O-LAAH! was our kind, southern reply.
With that, the door flew open and all kinds of goodness flooded that moment I hope I remember always and a bajillion years longer than that. The smiles, and the hugs and the urgent tugs, with a whole bunch of -hurry-up-and-hold-me before I start to cry (and I’m speaking of the 13 babies crying not me) except that we were crying, the whole pack of the traveling sisterhood, again. Tears of crazy, overflowing, unrestricted JOY.
When I was a little girl I had always dreamed of having a house full of kids. I desperately hoped of having no less than at least four of our own, but God had other plans. But then there was this. This moment, so pure and so humbling. These babies, all thirteen of them, ranging in ages of 8 weeks to two years and in that moment, “it became impossible to avoid the call in Scripture to take care of the poor, the widow and the orphan.”-Jennie Allen, Anything
Going into this trip, we weren’t given a fancy itinerary. We had no agenda. No schedule.
We prayed, “Reveal to us Lord, show us who needs you most. May all we think, say and do be pleasing to you.”
And y’all. It was such so good.
Played ball with a bruised mango.
Sang and smiled.
Threw rocks into a pasture. Because rock throwing is universal.
Washed dishes. Changed diapers. Prepared bottles.
Relaxed when the moment presented itself.
Nurtured a sick baby girl.
Helped with meals, swept floors
and LOVED like crazy every moment we could find.

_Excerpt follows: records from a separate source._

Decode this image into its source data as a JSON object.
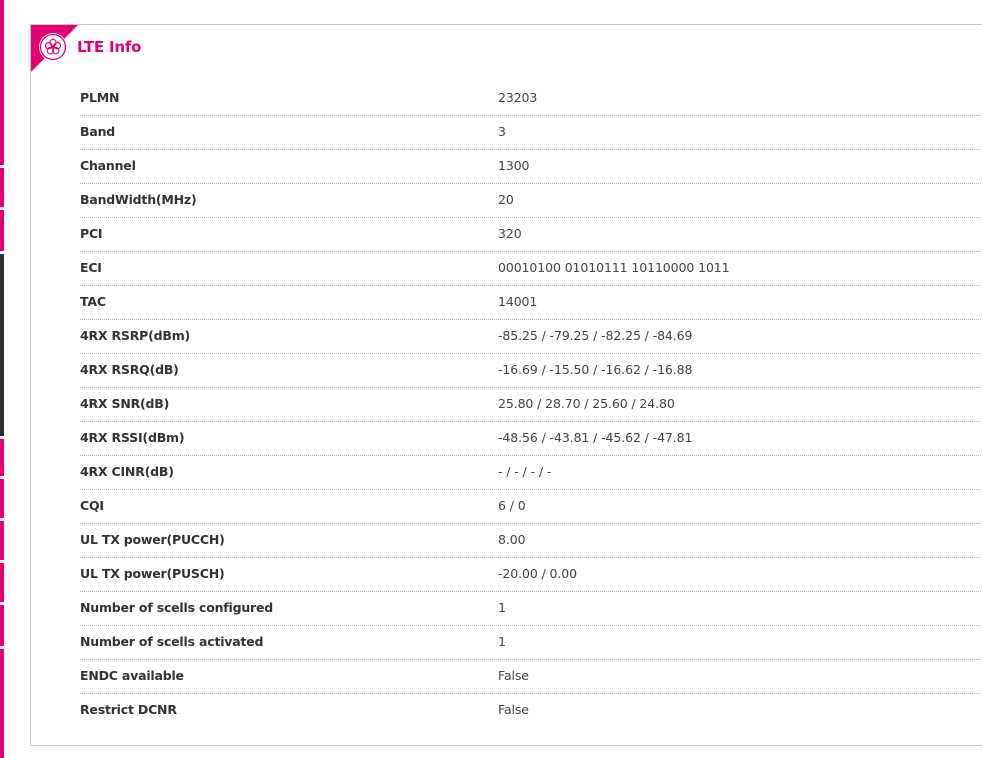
{
  "colors": {
    "accent": "#e20074",
    "rail_dark": "#2b2e2e"
  },
  "panel": {
    "title": "LTE Info",
    "icon": "signal-flower-icon"
  },
  "rows": [
    {
      "label": "PLMN",
      "value": "23203"
    },
    {
      "label": "Band",
      "value": "3"
    },
    {
      "label": "Channel",
      "value": "1300"
    },
    {
      "label": "BandWidth(MHz)",
      "value": "20"
    },
    {
      "label": "PCI",
      "value": "320"
    },
    {
      "label": "ECI",
      "value": "00010100 01010111 10110000 1011"
    },
    {
      "label": "TAC",
      "value": "14001"
    },
    {
      "label": "4RX RSRP(dBm)",
      "value": "-85.25 / -79.25 / -82.25 / -84.69"
    },
    {
      "label": "4RX RSRQ(dB)",
      "value": "-16.69 / -15.50 / -16.62 / -16.88"
    },
    {
      "label": "4RX SNR(dB)",
      "value": "25.80 / 28.70 / 25.60 / 24.80"
    },
    {
      "label": "4RX RSSI(dBm)",
      "value": "-48.56 / -43.81 / -45.62 / -47.81"
    },
    {
      "label": "4RX CINR(dB)",
      "value": "- / - / - / -"
    },
    {
      "label": "CQI",
      "value": "6 / 0"
    },
    {
      "label": "UL TX power(PUCCH)",
      "value": "8.00"
    },
    {
      "label": "UL TX power(PUSCH)",
      "value": "-20.00 / 0.00"
    },
    {
      "label": "Number of scells configured",
      "value": "1"
    },
    {
      "label": "Number of scells activated",
      "value": "1"
    },
    {
      "label": "ENDC available",
      "value": "False"
    },
    {
      "label": "Restrict DCNR",
      "value": "False"
    }
  ]
}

I could go on and on and it soothes my heart to remember these precious ones and share this special place with you but more than that…

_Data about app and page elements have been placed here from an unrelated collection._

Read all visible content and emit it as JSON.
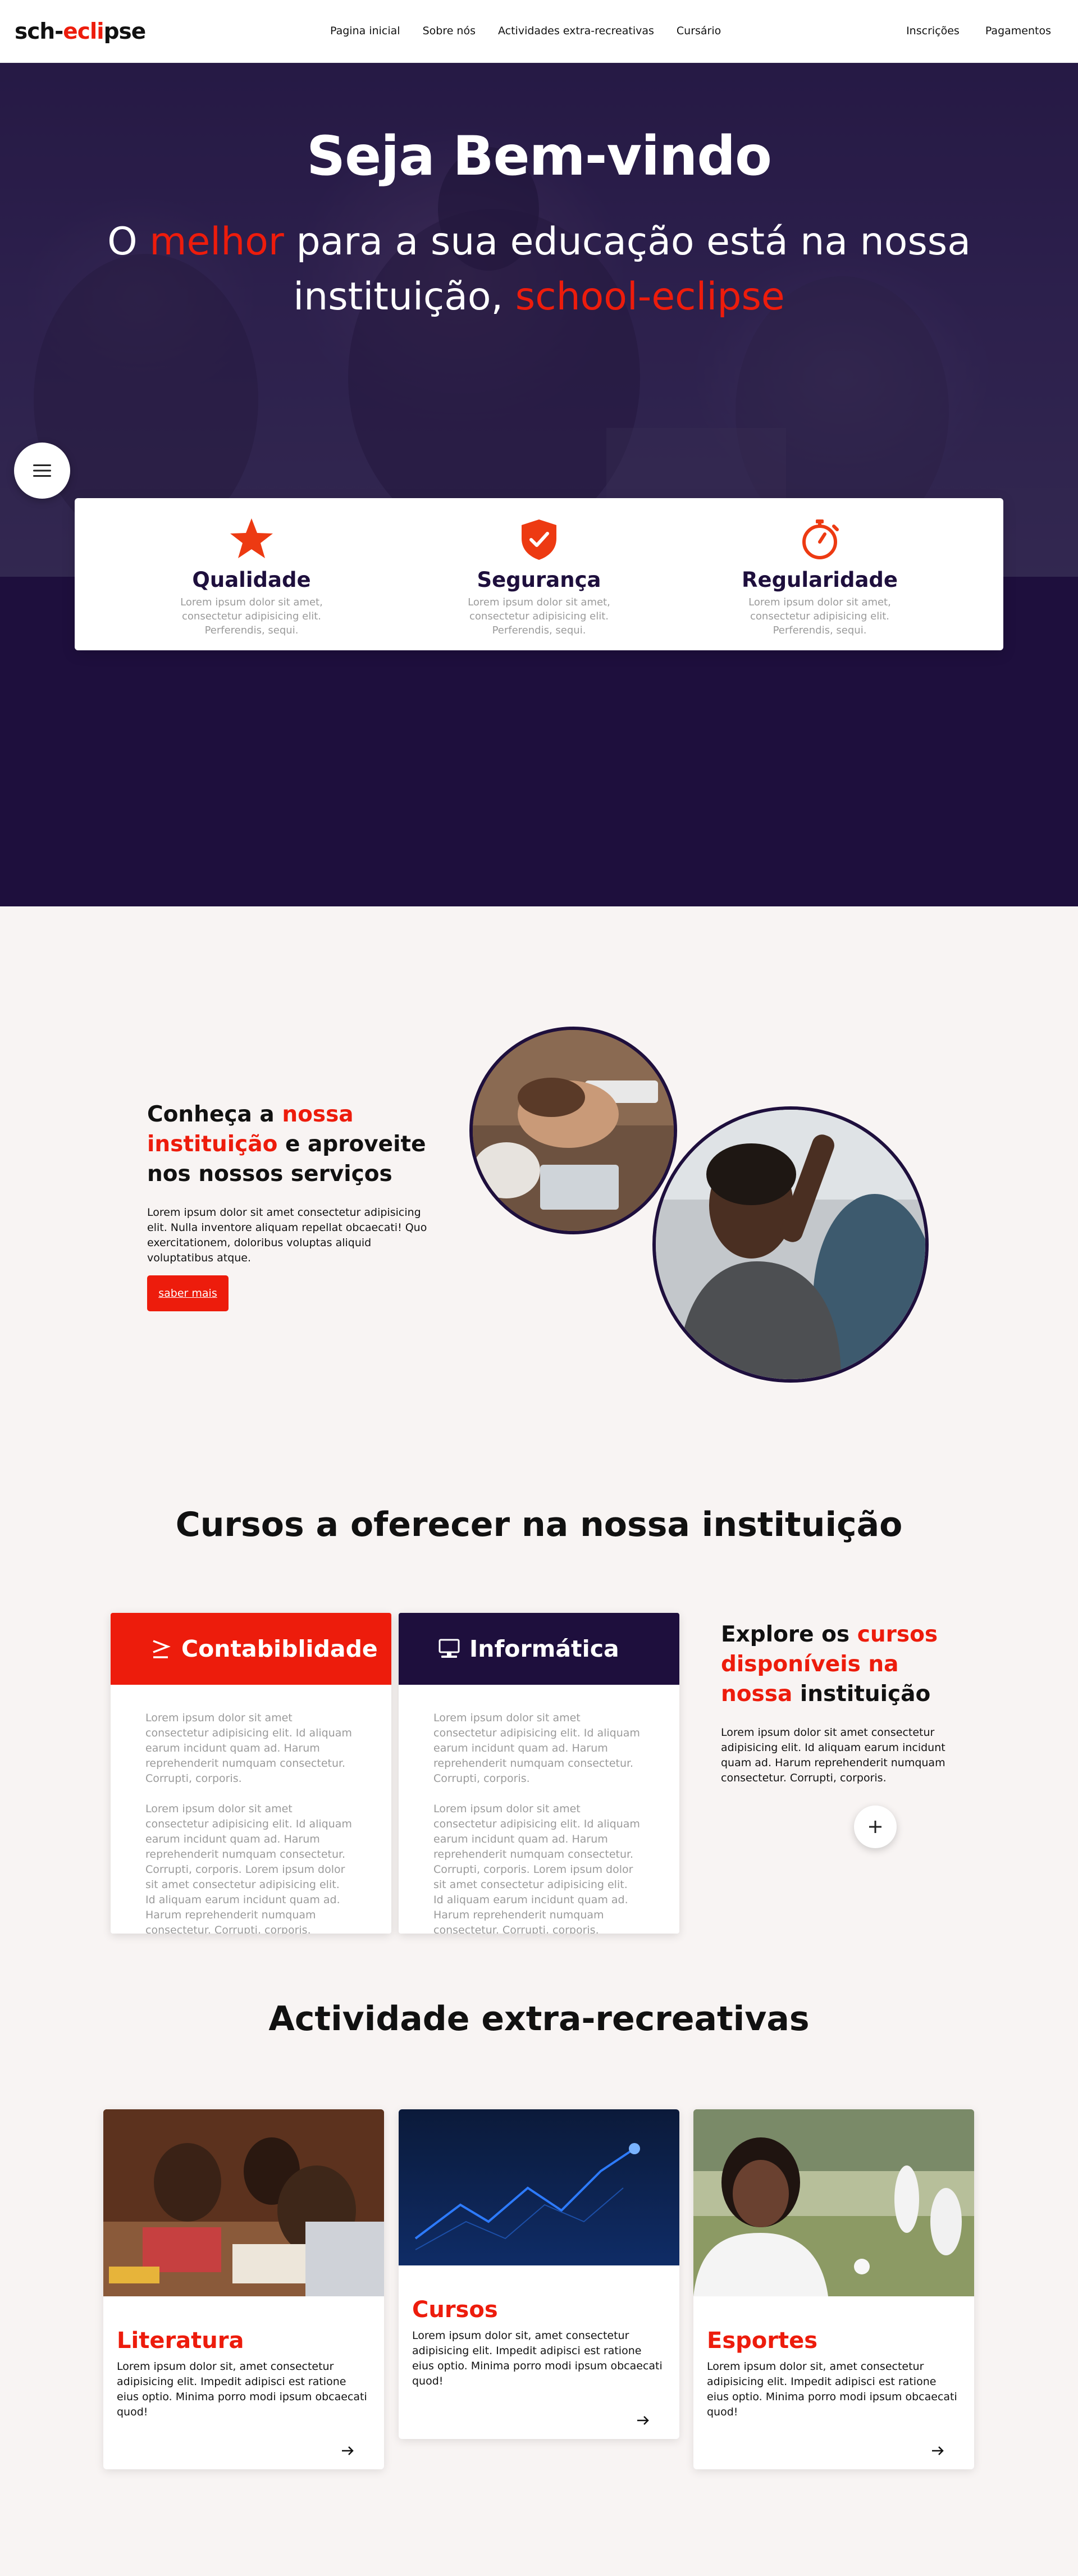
{
  "nav": {
    "logo_a": "sch-",
    "logo_b": "ecli",
    "logo_c": "pse",
    "links": [
      "Pagina inicial",
      "Sobre nós",
      "Actividades extra-recreativas",
      "Cursário"
    ],
    "right_links": [
      "Inscrições",
      "Pagamentos"
    ]
  },
  "hero": {
    "title": "Seja Bem-vindo",
    "subtitle_1": "O ",
    "subtitle_highlight_1": "melhor",
    "subtitle_2": " para a sua educação está na nossa instituição, ",
    "subtitle_highlight_2": "school-eclipse"
  },
  "features": [
    {
      "icon": "star-icon",
      "title": "Qualidade",
      "text": "Lorem ipsum dolor sit amet, consectetur adipisicing elit. Perferendis, sequi."
    },
    {
      "icon": "shield-check-icon",
      "title": "Segurança",
      "text": "Lorem ipsum dolor sit amet, consectetur adipisicing elit. Perferendis, sequi."
    },
    {
      "icon": "stopwatch-icon",
      "title": "Regularidade",
      "text": "Lorem ipsum dolor sit amet, consectetur adipisicing elit. Perferendis, sequi."
    }
  ],
  "about": {
    "title_1": "Conheça a ",
    "title_highlight": "nossa instituição",
    "title_2": " e aproveite nos nossos serviços",
    "text": "Lorem ipsum dolor sit amet consectetur adipisicing elit. Nulla inventore aliquam repellat obcaecati! Quo exercitationem, doloribus voluptas aliquid voluptatibus atque.",
    "button": "saber mais"
  },
  "courses": {
    "title": "Cursos a oferecer na nossa instituição",
    "cards": [
      {
        "title": "Contabiblidade",
        "p1": "Lorem ipsum dolor sit amet consectetur adipisicing elit. Id aliquam earum incidunt quam ad. Harum reprehenderit numquam consectetur. Corrupti, corporis.",
        "p2": "Lorem ipsum dolor sit amet consectetur adipisicing elit. Id aliquam earum incidunt quam ad. Harum reprehenderit numquam consectetur. Corrupti, corporis. Lorem ipsum dolor sit amet consectetur adipisicing elit. Id aliquam earum incidunt quam ad. Harum reprehenderit numquam consectetur. Corrupti, corporis."
      },
      {
        "title": "Informática",
        "p1": "Lorem ipsum dolor sit amet consectetur adipisicing elit. Id aliquam earum incidunt quam ad. Harum reprehenderit numquam consectetur. Corrupti, corporis.",
        "p2": "Lorem ipsum dolor sit amet consectetur adipisicing elit. Id aliquam earum incidunt quam ad. Harum reprehenderit numquam consectetur. Corrupti, corporis. Lorem ipsum dolor sit amet consectetur adipisicing elit. Id aliquam earum incidunt quam ad. Harum reprehenderit numquam consectetur. Corrupti, corporis."
      }
    ],
    "explore_1": "Explore os ",
    "explore_highlight": "cursos disponíveis na nossa",
    "explore_2": " instituição",
    "explore_text": "Lorem ipsum dolor sit amet consectetur adipisicing elit. Id aliquam earum incidunt quam ad. Harum reprehenderit numquam consectetur. Corrupti, corporis."
  },
  "activities": {
    "title": "Actividade extra-recreativas",
    "cards": [
      {
        "title": "Literatura",
        "text": "Lorem ipsum dolor sit, amet consectetur adipisicing elit. Impedit adipisci est ratione eius optio. Minima porro modi ipsum obcaecati quod!"
      },
      {
        "title": "Cursos",
        "text": "Lorem ipsum dolor sit, amet consectetur adipisicing elit. Impedit adipisci est ratione eius optio. Minima porro modi ipsum obcaecati quod!"
      },
      {
        "title": "Esportes",
        "text": "Lorem ipsum dolor sit, amet consectetur adipisicing elit. Impedit adipisci est ratione eius optio. Minima porro modi ipsum obcaecati quod!"
      }
    ]
  },
  "colors": {
    "accent": "#ed1c0c",
    "dark": "#1e0f3d",
    "background": "#f8f4f3"
  }
}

Did you notice anything special about those things? That list of activities?
Day three of our trip, I was on the porch early one morning savoring the breeze from Heaven with a rich cup of hot coffee. Not sure which was more heavenly the breeze or the coffee except that it wasn’t either of those things that made that moment so profound.
In the still and quiet my soul almost engulfed me as I realized those things…all of those normal, every-very mundane things I just listed….men and women all over the planet are doing those very, exact things-every-single day in their places.

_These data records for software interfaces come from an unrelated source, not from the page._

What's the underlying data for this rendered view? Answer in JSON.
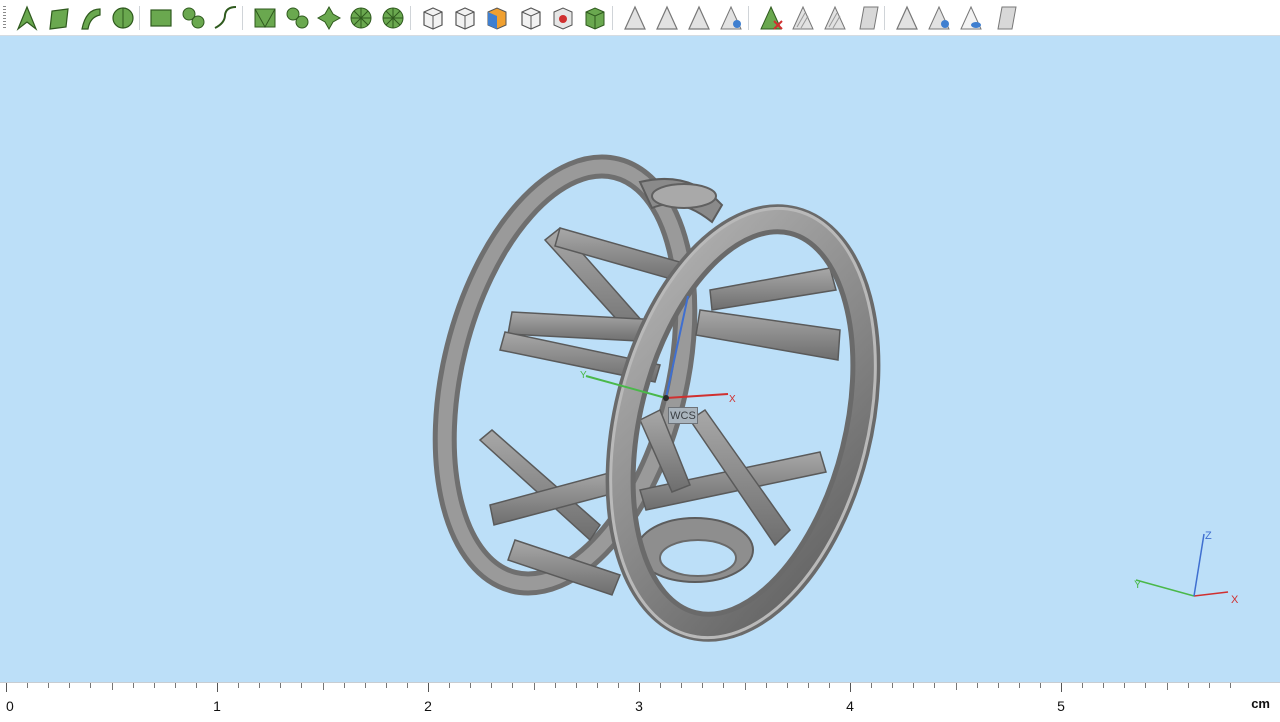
{
  "toolbar": {
    "buttons": [
      {
        "name": "select-icon",
        "tooltip": "Select"
      },
      {
        "name": "select-face-icon",
        "tooltip": "Select face"
      },
      {
        "name": "select-edge-icon",
        "tooltip": "Select edge"
      },
      {
        "name": "select-volume-icon",
        "tooltip": "Select volume"
      },
      {
        "name": "rectangle-select-icon",
        "tooltip": "Rectangle"
      },
      {
        "name": "spline-select-icon",
        "tooltip": "Spline"
      },
      {
        "name": "curve-select-icon",
        "tooltip": "Curve"
      },
      {
        "name": "mesh-face-icon",
        "tooltip": "Mesh face"
      },
      {
        "name": "mesh-blob-icon",
        "tooltip": "Mesh blob"
      },
      {
        "name": "mesh-cross-icon",
        "tooltip": "Mesh cross"
      },
      {
        "name": "mesh-wheel-icon",
        "tooltip": "Mesh wheel"
      },
      {
        "name": "mesh-fan-icon",
        "tooltip": "Mesh fan"
      },
      {
        "name": "cube-select-icon",
        "tooltip": "Cube select"
      },
      {
        "name": "cube-face-icon",
        "tooltip": "Cube face"
      },
      {
        "name": "cube-color-icon",
        "tooltip": "Cube color"
      },
      {
        "name": "cube-outline-icon",
        "tooltip": "Cube outline"
      },
      {
        "name": "cube-record-icon",
        "tooltip": "Cube record"
      },
      {
        "name": "cube-green-icon",
        "tooltip": "Cube green"
      },
      {
        "name": "pick-point-icon",
        "tooltip": "Pick point"
      },
      {
        "name": "pick-edge-icon",
        "tooltip": "Pick edge"
      },
      {
        "name": "pick-face-icon",
        "tooltip": "Pick face"
      },
      {
        "name": "pick-color-icon",
        "tooltip": "Pick colored"
      },
      {
        "name": "delete-pick-icon",
        "tooltip": "Delete"
      },
      {
        "name": "hatch-pick-icon",
        "tooltip": "Hatch"
      },
      {
        "name": "copy-pick-icon",
        "tooltip": "Copy"
      },
      {
        "name": "shade-pick-icon",
        "tooltip": "Shade"
      },
      {
        "name": "view-pick-icon",
        "tooltip": "View"
      },
      {
        "name": "view-multi-icon",
        "tooltip": "View multiple"
      },
      {
        "name": "view-eye-icon",
        "tooltip": "View eye"
      },
      {
        "name": "view-frame-icon",
        "tooltip": "View frame"
      }
    ]
  },
  "viewport": {
    "wcs_label": "WCS",
    "wcs_axes": {
      "x": "X",
      "y": "Y"
    },
    "triad_axes": {
      "x": "X",
      "y": "Y",
      "z": "Z"
    },
    "colors": {
      "background": "#bcdff8",
      "x_axis": "#d03030",
      "y_axis": "#4ab84a",
      "z_axis": "#3f6fd0",
      "model": "#8d8d8d"
    }
  },
  "ruler": {
    "labels": [
      "0",
      "1",
      "2",
      "3",
      "4",
      "5"
    ],
    "unit": "cm"
  }
}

“TELL THEM KARMEN. TELL THEM TO DO THESE EVERY DAY, NORMAL, ORDINARY THINGS LIKE: DISHES, MEAL TIMES, SWEEPING FLOORS, LOVING KIDS, LISTENING, LOVING, LAUGHING, SERVE, TEACH IN THEIR PLACES- IN JESUS NAME.
a mission trip is not a place- it’s a state of mind.
I want you to know that I get it. I get it that GOING ON A MISSION TRIP sounds oh-so-fancy and holy and all of that jazz except that it’s not and yet it’s TOTALLY worth going.
I WANT YOU TO GO. Because for many, or actually most of us stay so stinkin’ distracted and busy here in our every day normal we forget our mission here. So it takes us GOING to places like Honduras away from our normal and mundane and into the normal and mundane of others to see that our days aren’t that different after all.
So here it is. The CHARGE & CHALLENGE that slapped me in the face on the porch during my coffee date with Jesus a couple of countries south of here:
BE ON MISSION EVERYDAY.
IN YOUR PLACES.
Teachers in your classroom,
Secretaries at the office,
Nurses in the hospitals,
Mothers at home,
Single ladies in the workplace,
YOUR PLACE, where God has you RIGHT NOW..
Be the HANDS & FEET of JESUS in YOUR place.
May this be our prayer from St. Francis Assisi be our prayer for each other as we live profoundly ordinary lives:
“Lord, Make me an instrument of peace. Where there is hatred, let me sow love; where there is injury, pardon; where this is doubt, faith…that I may not so much seek to be consoled AS TO CONSOLE; to be understood AS TO UNDERSTAND; to be loved AS TO LOVE. For it is in giving that we receive; it is in the pardoning that we are pardoned; and it is in dying that we are born to eternal life. Amen!”
LOVE PEOPLE= Amen and amen and amen
much love, always-
PS-Anybody want to buy a family farm or feed store? I may know a girl who knows a family who may have those things for sell.